Restate the entries below word for word, omitting nothing.

** Provided material follows **

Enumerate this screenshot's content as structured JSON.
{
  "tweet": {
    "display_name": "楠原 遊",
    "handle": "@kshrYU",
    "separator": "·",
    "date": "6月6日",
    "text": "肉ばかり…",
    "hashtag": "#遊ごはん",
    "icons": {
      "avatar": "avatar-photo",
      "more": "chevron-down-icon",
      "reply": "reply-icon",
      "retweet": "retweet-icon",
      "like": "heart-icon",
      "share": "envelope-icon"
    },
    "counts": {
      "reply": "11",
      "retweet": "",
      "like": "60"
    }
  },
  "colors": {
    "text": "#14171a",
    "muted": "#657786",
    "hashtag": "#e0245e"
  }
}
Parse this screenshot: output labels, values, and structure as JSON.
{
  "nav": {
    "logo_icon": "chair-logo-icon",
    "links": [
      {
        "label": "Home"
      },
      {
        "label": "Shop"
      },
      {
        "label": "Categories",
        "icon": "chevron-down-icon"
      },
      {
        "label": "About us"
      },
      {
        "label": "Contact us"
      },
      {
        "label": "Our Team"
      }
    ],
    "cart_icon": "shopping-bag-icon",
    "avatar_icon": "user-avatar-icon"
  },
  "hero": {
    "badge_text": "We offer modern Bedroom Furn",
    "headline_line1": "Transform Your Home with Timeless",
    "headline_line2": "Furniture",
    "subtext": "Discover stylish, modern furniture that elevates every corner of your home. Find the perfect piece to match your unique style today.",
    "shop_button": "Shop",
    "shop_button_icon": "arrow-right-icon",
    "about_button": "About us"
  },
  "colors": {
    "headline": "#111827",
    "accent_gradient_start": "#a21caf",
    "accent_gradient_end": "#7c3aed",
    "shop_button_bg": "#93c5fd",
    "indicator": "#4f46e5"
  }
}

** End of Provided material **

- _Response_:
Enumerate this screenshot's content as structured JSON.
{
  "tweet": {
    "display_name": "楠原 遊",
    "handle": "@kshrYU",
    "separator": "·",
    "date": "6月6日",
    "text": "肉ばかり…",
    "hashtag": "#遊ごはん",
    "icons": {
      "avatar": "avatar-photo",
      "more": "chevron-down-icon",
      "reply": "reply-icon",
      "retweet": "retweet-icon",
      "like": "heart-icon",
      "share": "envelope-icon"
    },
    "counts": {
      "reply": "11",
      "retweet": "",
      "like": "60"
    }
  },
  "colors": {
    "text": "#14171a",
    "muted": "#657786",
    "hashtag": "#e0245e"
  }
}
Parse this screenshot: output labels, values, and structure as JSON.
{
  "nav": {
    "logo_icon": "chair-logo-icon",
    "links": [
      {
        "label": "Home"
      },
      {
        "label": "Shop"
      },
      {
        "label": "Categories",
        "icon": "chevron-down-icon"
      },
      {
        "label": "About us"
      },
      {
        "label": "Contact us"
      },
      {
        "label": "Our Team"
      }
    ],
    "cart_icon": "shopping-bag-icon",
    "avatar_icon": "user-avatar-icon"
  },
  "hero": {
    "badge_text": "We offer modern Bedroom Furn",
    "headline_line1": "Transform Your Home with Timeless",
    "headline_line2": "Furniture",
    "subtext": "Discover stylish, modern furniture that elevates every corner of your home. Find the perfect piece to match your unique style today.",
    "shop_button": "Shop",
    "shop_button_icon": "arrow-right-icon",
    "about_button": "About us"
  },
  "colors": {
    "headline": "#111827",
    "accent_gradient_start": "#a21caf",
    "accent_gradient_end": "#7c3aed",
    "shop_button_bg": "#93c5fd",
    "indicator": "#4f46e5"
  }
}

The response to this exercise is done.